We’ll return to the significance of gleaning for us in a few moments, meanwhile, Join me walking through our garden this harvest time.  We take a simple harvest through the year of leaves, fruit, nuts and a few planted vegetables. We will never be self-sufficient though. Everything is allowed to grow naturally with little input from us. There is always something to gather – even in winter – though pickings may be slim and we often garden the weeds.  At this time of year I walk amongst the trees and bushes taking a harvest for a green salad of vine leaves, mint, sage, marjoram, horseradish, raspberry, lime, sorrel, clover leaves and flowers; fallen apples and the occasional blackberry from the hedgerow It can be hard to see how there is so much hunger in the world with such abundance in nature all around us for which we do little and receive a great deal.  This year our cherry plum didn’t give a single fruit and the damson and Victoria plum trees were sparsely covered.  Some years a tree will take a break I’m told.  When crops we depend on fail, people go hungry and we become dependant on our neighbours.  In the story, Ruth and Naomi were dependent on the sanctuary of others.  I wonder if we are ready as a nation to offer the same sanctuary, to share our harvest with those who come so that all have enough to eat.

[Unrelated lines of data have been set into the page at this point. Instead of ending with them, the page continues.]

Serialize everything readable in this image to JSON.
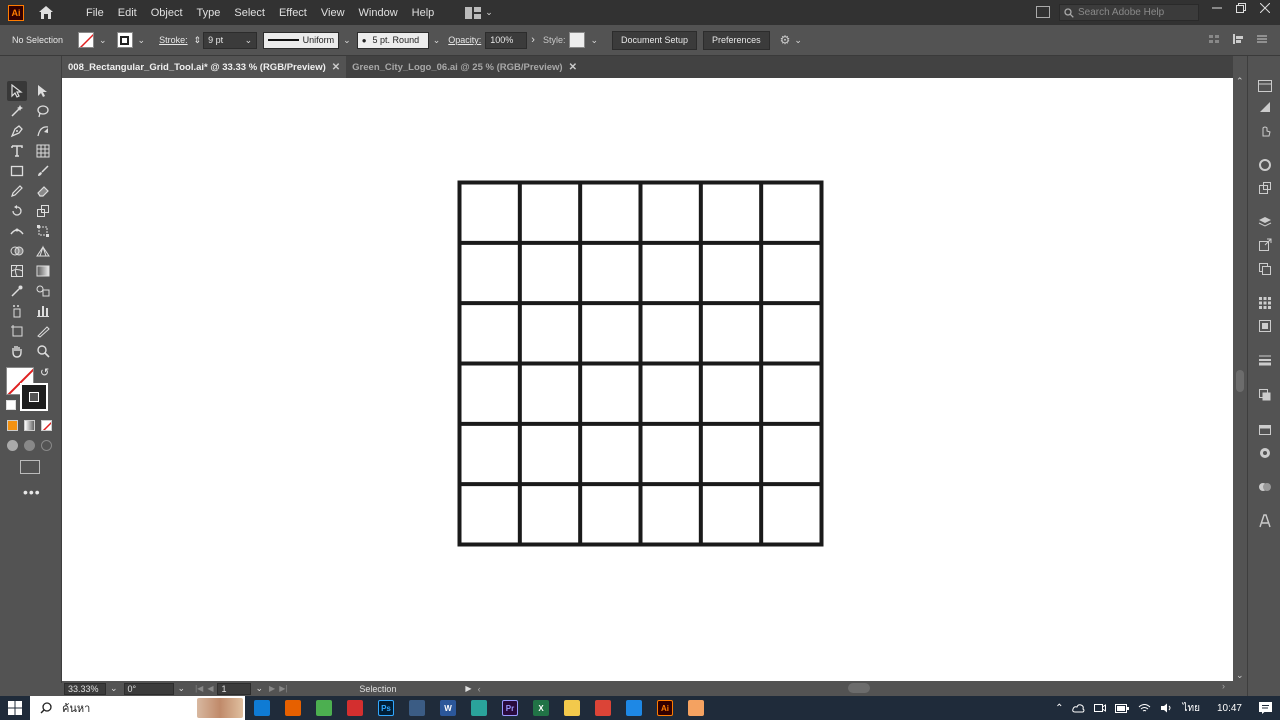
{
  "app": {
    "logo_text": "Ai",
    "search_placeholder": "Search Adobe Help"
  },
  "menu": [
    "File",
    "Edit",
    "Object",
    "Type",
    "Select",
    "Effect",
    "View",
    "Window",
    "Help"
  ],
  "control_bar": {
    "selection_label": "No Selection",
    "stroke_label": "Stroke:",
    "stroke_weight": "9 pt",
    "stroke_profile": "Uniform",
    "brush": "5 pt. Round",
    "opacity_label": "Opacity:",
    "opacity_value": "100%",
    "style_label": "Style:",
    "document_setup": "Document Setup",
    "preferences": "Preferences"
  },
  "tabs": [
    {
      "label": "008_Rectangular_Grid_Tool.ai* @ 33.33 % (RGB/Preview)",
      "active": true
    },
    {
      "label": "Green_City_Logo_06.ai @ 25 % (RGB/Preview)",
      "active": false
    }
  ],
  "canvas": {
    "grid_rows": 6,
    "grid_columns": 6,
    "stroke_color": "#1a1a1a",
    "background": "#ffffff"
  },
  "status_bar": {
    "zoom": "33.33%",
    "rotation": "0°",
    "artboard_number": "1",
    "tool_name": "Selection"
  },
  "taskbar": {
    "search_text": "ค้นหา",
    "language": "ไทย",
    "time": "10:47",
    "apps": [
      {
        "name": "edge",
        "color": "#0f7bd4"
      },
      {
        "name": "firefox",
        "color": "#e66000"
      },
      {
        "name": "paint",
        "color": "#4caf50"
      },
      {
        "name": "app-red",
        "color": "#d32f2f"
      },
      {
        "name": "photoshop",
        "color": "#001e36",
        "label": "Ps"
      },
      {
        "name": "calculator",
        "color": "#3b5c84"
      },
      {
        "name": "word",
        "color": "#2b579a",
        "label": "W"
      },
      {
        "name": "app-teal",
        "color": "#2aa39b"
      },
      {
        "name": "premiere",
        "color": "#2a0a3d",
        "label": "Pr"
      },
      {
        "name": "excel",
        "color": "#217346",
        "label": "X"
      },
      {
        "name": "file-explorer",
        "color": "#f2c94c"
      },
      {
        "name": "chrome",
        "color": "#db4437"
      },
      {
        "name": "app-blue",
        "color": "#1e88e5"
      },
      {
        "name": "illustrator",
        "color": "#330000",
        "label": "Ai"
      },
      {
        "name": "app-orange",
        "color": "#f4a261"
      }
    ]
  }
}
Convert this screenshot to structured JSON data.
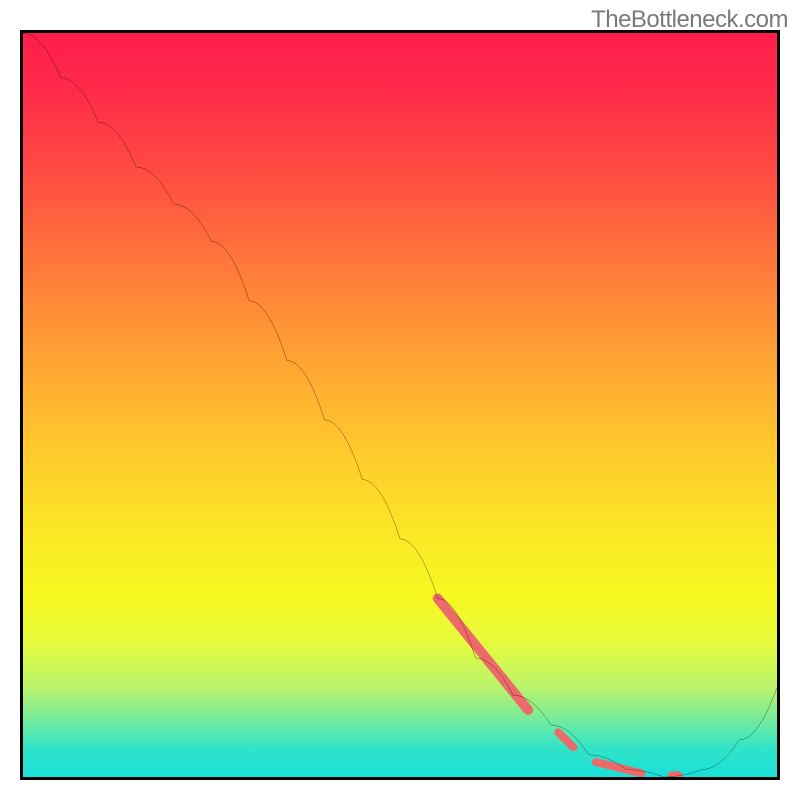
{
  "watermark": "TheBottleneck.com",
  "chart_data": {
    "type": "line",
    "title": "",
    "xlabel": "",
    "ylabel": "",
    "xlim": [
      0,
      100
    ],
    "ylim": [
      0,
      100
    ],
    "grid": false,
    "legend": false,
    "series": [
      {
        "name": "curve",
        "color": "#000000",
        "x": [
          0,
          5,
          10,
          15,
          20,
          25,
          30,
          35,
          40,
          45,
          50,
          55,
          60,
          65,
          70,
          75,
          80,
          85,
          90,
          95,
          100
        ],
        "y": [
          100,
          94,
          88,
          82,
          77,
          72,
          64,
          56,
          48,
          40,
          32,
          24,
          16,
          11,
          7,
          3,
          1,
          0,
          1,
          5,
          12
        ]
      }
    ],
    "markers": {
      "name": "highlight-band",
      "color": "#ec6a6a",
      "segments": [
        {
          "x0": 55,
          "y0": 24,
          "x1": 67,
          "y1": 9,
          "w": 10
        },
        {
          "x0": 71,
          "y0": 6,
          "x1": 73,
          "y1": 4,
          "w": 8
        },
        {
          "x0": 76,
          "y0": 2,
          "x1": 82,
          "y1": 0.5,
          "w": 8
        },
        {
          "x0": 86,
          "y0": 0.3,
          "x1": 87,
          "y1": 0.3,
          "w": 7
        }
      ]
    },
    "background_gradient": {
      "stops": [
        {
          "offset": 0,
          "color": "#ff1d4b"
        },
        {
          "offset": 20,
          "color": "#ff5041"
        },
        {
          "offset": 44,
          "color": "#ffa333"
        },
        {
          "offset": 68,
          "color": "#fbe926"
        },
        {
          "offset": 88,
          "color": "#b9f46b"
        },
        {
          "offset": 100,
          "color": "#18e0da"
        }
      ]
    }
  }
}
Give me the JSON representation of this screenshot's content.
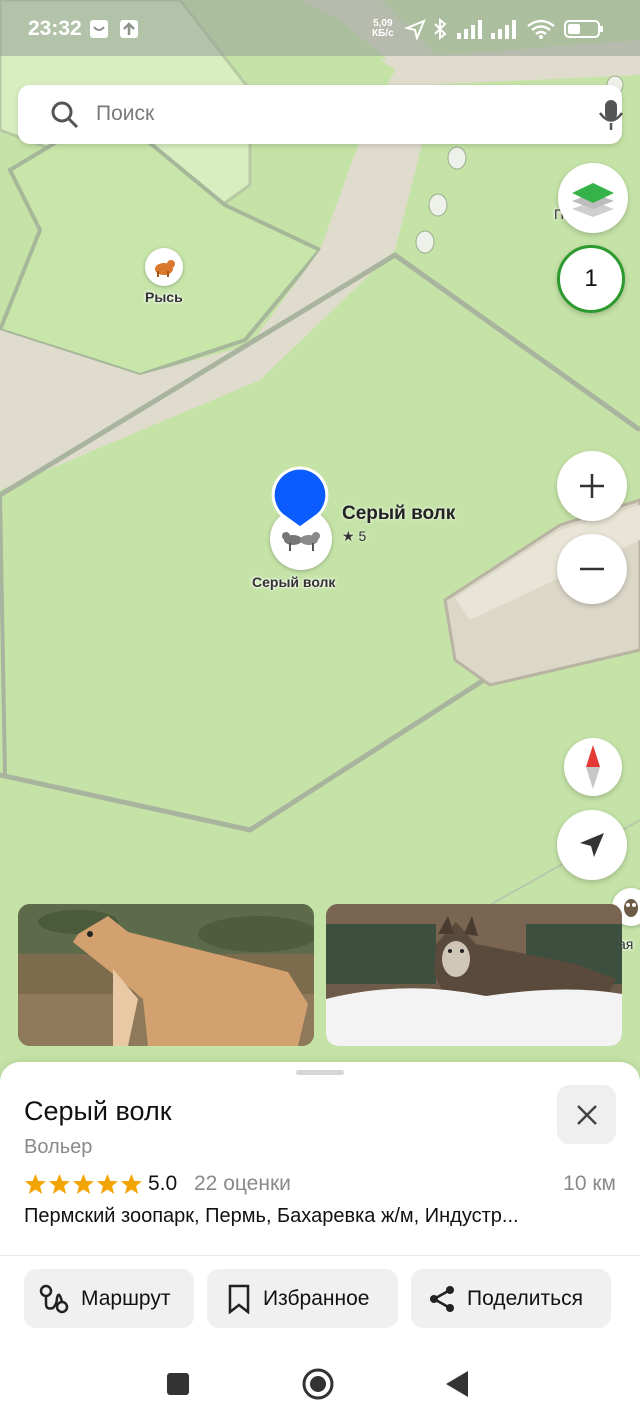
{
  "status_bar": {
    "time": "23:32",
    "speed_value": "5,09",
    "speed_unit": "КБ/с",
    "icons": [
      "notification-icon",
      "upload-icon",
      "location-icon",
      "bluetooth-icon",
      "signal-icon",
      "signal-icon",
      "wifi-icon",
      "battery-icon"
    ]
  },
  "search": {
    "placeholder": "Поиск"
  },
  "map": {
    "layers_count": "1",
    "poi_lynx": {
      "label": "Рысь",
      "icon": "lynx-icon"
    },
    "poi_wolf": {
      "label": "Серый волк",
      "icon": "wolf-icon"
    },
    "selected_pin": {
      "title": "Серый волк",
      "rating": "★ 5"
    },
    "edge_label_top": "П      й",
    "edge_label_right": "ая",
    "colors": {
      "grass": "#c5e3a7",
      "path": "#e0dccd",
      "pin": "#0a5cff",
      "accent_green": "#2d9a2f"
    }
  },
  "photos": [
    "wolf-photo-1",
    "wolf-photo-2"
  ],
  "card": {
    "title": "Серый волк",
    "subtitle": "Вольер",
    "rating_value": "5.0",
    "rating_count": "22 оценки",
    "stars": 5,
    "distance": "10 км",
    "address": "Пермский зоопарк, Пермь, Бахаревка ж/м, Индустр...",
    "star_color": "#f2a400"
  },
  "actions": {
    "route": "Маршрут",
    "favorite": "Избранное",
    "share": "Поделиться"
  }
}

It is clear though in our garden there always seems plenty left over that I cannot reach or that falls to the ground.  These gleanings are readily gathered by the many birds and small animals that rely for their food on what grows naturally. We take what we need to supplement what we buy.  Of course, if the apple or plum tree does not produce a harvest we can always go to a shop, thankful that the harvest somewhere else has been successful.

You’ll recall, in our readings, Ruth going out into the the fields to glean, to gather grain behind the harvesters.  I wonder whether this story has something to teach us in these times? Especially at this time of our harvest thanksgiving.  I’d like to suggest that when you next go to a supermarket you think of this story.  We might think that gleaning is an old practice which either cannot or does not happen due to modern farming practices.  But I wonder as I walk down the aisle in my local supermarket and see the shelf of reduced items.  I noticed recently yellow tape marking out the area around this shelf, I presume to encourage people not to crowd in and maintain their social distancing – it is telling that this was the only area it was required.  I wonder If these are not the modern equivalent of gleanings left out for those who cannot afford the full price.  Perhaps, if we can afford to, we ought to leave these reduced temptations for those who need them. Sadly it seems, there are many in our society who do.  

On a personal level I can add to my weekly shopping list ‘something for the foodbank’ and offer in that spirit of gleaning a little food for those who rely on the generosity of others.  As a church we can offer a place for collections of food to be gathered for our local foodbank.  As a society we should be asking how we can end this poverty and hunger so that there may truly be each year a harvest for the world.